However measured, there is a scientific consensus that biodiversity is being lost. The 2015 Global Forest Resources Assessment indicated that 129 million hectares of forest have been lost since 1990, although the net rate of global deforestation slowed in that period. The 2010 third Global Biodiversity Assessment (GBO 3) recorded that more than 95 per cent of North American grasslands have been lost, and that savannah and grassland have suffered severe declines elsewhere. The GBO 3 also noted that terrestrial habitats have become highly fragmented, threatening the viability of many species and ecosystem services. The Millennium Ecosystem Assessment reported that about 20 per cent of the world's coral reefs have been destroyed and another 20 per cent degraded. In relation to species populations, the GBO 3 suggested that the population of wild vertebrate species fell by an average of 31 per cent globally between 1970 and 2006, with particularly severe declines in the tropics and in freshwater ecosystems. Much remains unknown about biodiversity – only a fraction of the species thought to exist have been described, and, as the Millennium Ecosystem Assessment acknowledged, ‘the extent of extinctions of undescribed taxa is unknown, the status of many described species is poorly known, it is difficult to document the final disappearance of very rare species, and there are time lags between the impact of a threatening process and the resulting extinction’.

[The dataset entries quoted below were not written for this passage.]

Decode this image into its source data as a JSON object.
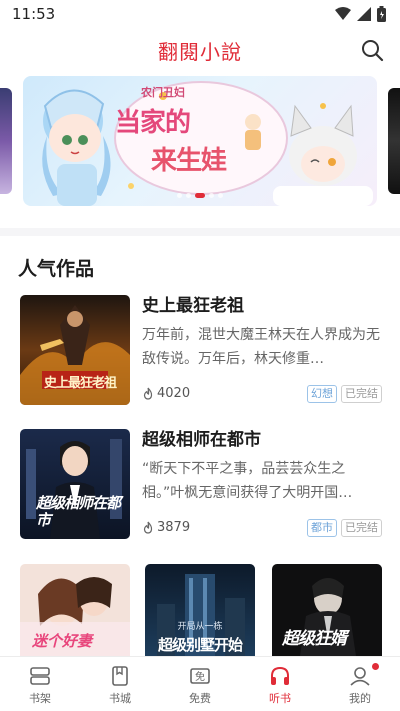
{
  "status_bar": {
    "time": "11:53",
    "icons": [
      "wifi-icon",
      "signal-icon",
      "battery-icon"
    ]
  },
  "header": {
    "title": "翻閱小說",
    "search_icon": "search-icon"
  },
  "banner": {
    "title_small": "农门丑妇",
    "title_large_1": "当家的",
    "title_large_2": "来生娃",
    "slide_count": 5,
    "active_slide": 3
  },
  "section": {
    "title": "人气作品"
  },
  "books": [
    {
      "title": "史上最狂老祖",
      "description": "万年前，混世大魔王林天在人界成为无敌传说。万年后，林天修重…",
      "heat": "4020",
      "genre_tag": "幻想",
      "status_tag": "已完结",
      "cover_text": "史上最狂老祖"
    },
    {
      "title": "超级相师在都市",
      "description": "“断天下不平之事，品芸芸众生之相。”叶枫无意间获得了大明开国…",
      "heat": "3879",
      "genre_tag": "都市",
      "status_tag": "已完结",
      "cover_text": "超级相师在都市"
    }
  ],
  "grid_books": [
    {
      "cover_text": "迷个好妻"
    },
    {
      "cover_text": "超级别墅开始",
      "cover_subtext": "开局从一栋"
    },
    {
      "cover_text": "超级狂婿"
    }
  ],
  "tab_bar": {
    "tabs": [
      {
        "label": "书架",
        "icon": "bookshelf-icon"
      },
      {
        "label": "书城",
        "icon": "bookstore-icon"
      },
      {
        "label": "免费",
        "icon": "free-icon"
      },
      {
        "label": "听书",
        "icon": "headphones-icon"
      },
      {
        "label": "我的",
        "icon": "profile-icon"
      }
    ],
    "active_tab": "听书"
  },
  "colors": {
    "accent": "#e02c38",
    "genre_tag": "#6da3d8",
    "status_tag": "#999999"
  }
}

Reasons for conserving nature and biodiversity are essentially threefold. First, biodiversity provides an actual and potential source of biological resources including, for example, for use as food and feed, as well as for pharmaceutical, industrial and other applications. Second, biodiversity contributes to the maintenance of the biosphere in a condition that supports human and other life. This concept of ‘ecosystem services’ provided by biodiversity has become central to contemporary policy debates on the issue. Third, biodiversity conservation may be based on ethical, intrinsic, aesthetic and cultural considerations.